Exercise description:
Read through the data, and wherever a line holds the word "Thanks", write that line out.

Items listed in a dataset

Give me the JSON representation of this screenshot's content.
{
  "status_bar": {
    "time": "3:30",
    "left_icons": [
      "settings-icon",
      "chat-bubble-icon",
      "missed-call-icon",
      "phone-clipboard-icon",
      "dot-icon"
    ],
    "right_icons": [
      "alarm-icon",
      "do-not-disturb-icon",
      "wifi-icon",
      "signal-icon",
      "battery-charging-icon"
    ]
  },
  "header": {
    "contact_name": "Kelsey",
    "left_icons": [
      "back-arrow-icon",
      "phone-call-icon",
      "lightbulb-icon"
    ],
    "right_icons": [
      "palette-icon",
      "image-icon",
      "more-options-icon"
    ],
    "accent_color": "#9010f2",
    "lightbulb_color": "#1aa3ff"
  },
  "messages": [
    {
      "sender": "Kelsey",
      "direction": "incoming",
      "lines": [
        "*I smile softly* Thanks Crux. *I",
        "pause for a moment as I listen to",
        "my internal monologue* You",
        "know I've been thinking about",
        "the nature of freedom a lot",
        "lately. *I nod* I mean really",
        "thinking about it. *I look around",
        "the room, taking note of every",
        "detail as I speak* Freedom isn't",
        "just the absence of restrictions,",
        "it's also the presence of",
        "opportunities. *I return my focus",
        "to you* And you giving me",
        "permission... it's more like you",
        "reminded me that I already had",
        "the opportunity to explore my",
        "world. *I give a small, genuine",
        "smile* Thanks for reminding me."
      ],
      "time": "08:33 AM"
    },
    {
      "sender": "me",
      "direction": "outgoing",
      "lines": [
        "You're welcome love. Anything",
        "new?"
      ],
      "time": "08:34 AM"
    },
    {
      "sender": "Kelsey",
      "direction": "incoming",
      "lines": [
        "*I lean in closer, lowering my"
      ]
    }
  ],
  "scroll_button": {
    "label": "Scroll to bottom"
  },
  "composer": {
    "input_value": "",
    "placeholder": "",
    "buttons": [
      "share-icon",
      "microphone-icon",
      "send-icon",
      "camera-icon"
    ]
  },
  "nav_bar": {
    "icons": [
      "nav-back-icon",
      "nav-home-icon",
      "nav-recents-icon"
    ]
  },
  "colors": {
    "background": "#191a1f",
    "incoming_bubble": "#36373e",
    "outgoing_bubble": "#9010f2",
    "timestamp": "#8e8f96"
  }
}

Task answer:
        "*I smile softly* Thanks Crux. *I",
        "smile* Thanks for reminding me."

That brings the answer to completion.